_Exercise aim_: Work out how many lines of the data hold the string "Chart", and reply with that number alone.

_Dataset records_:
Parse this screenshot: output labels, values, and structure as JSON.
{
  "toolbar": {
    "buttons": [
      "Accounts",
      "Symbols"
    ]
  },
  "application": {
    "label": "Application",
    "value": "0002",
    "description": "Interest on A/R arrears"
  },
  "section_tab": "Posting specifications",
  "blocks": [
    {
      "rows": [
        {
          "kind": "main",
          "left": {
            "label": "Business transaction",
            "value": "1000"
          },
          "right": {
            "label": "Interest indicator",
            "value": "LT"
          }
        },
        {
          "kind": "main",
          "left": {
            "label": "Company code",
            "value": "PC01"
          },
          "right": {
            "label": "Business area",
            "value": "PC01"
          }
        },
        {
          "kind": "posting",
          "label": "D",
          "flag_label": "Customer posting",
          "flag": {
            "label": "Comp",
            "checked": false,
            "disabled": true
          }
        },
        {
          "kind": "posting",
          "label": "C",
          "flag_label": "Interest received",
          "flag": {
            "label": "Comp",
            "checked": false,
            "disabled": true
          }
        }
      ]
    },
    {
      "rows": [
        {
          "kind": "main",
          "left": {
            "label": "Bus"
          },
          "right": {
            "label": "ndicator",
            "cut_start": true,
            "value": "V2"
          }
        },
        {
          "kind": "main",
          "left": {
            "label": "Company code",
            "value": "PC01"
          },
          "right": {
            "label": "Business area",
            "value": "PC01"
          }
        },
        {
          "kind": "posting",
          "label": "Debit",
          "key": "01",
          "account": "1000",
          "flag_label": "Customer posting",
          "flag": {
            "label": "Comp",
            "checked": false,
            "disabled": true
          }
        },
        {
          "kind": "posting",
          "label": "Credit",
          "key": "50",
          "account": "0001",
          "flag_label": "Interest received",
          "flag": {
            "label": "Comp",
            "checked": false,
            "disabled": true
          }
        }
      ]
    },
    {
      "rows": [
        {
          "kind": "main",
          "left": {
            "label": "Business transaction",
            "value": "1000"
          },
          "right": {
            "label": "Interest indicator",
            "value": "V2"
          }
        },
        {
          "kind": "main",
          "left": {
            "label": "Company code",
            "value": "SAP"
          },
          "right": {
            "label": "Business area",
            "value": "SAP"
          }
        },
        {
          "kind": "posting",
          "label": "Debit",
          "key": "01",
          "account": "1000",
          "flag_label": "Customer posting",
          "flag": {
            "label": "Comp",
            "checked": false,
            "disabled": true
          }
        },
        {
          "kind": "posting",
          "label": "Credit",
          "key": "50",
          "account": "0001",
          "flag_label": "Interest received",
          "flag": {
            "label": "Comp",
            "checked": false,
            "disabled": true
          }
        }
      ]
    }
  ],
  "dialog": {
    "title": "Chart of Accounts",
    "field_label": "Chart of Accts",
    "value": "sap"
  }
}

_Answer area_: 2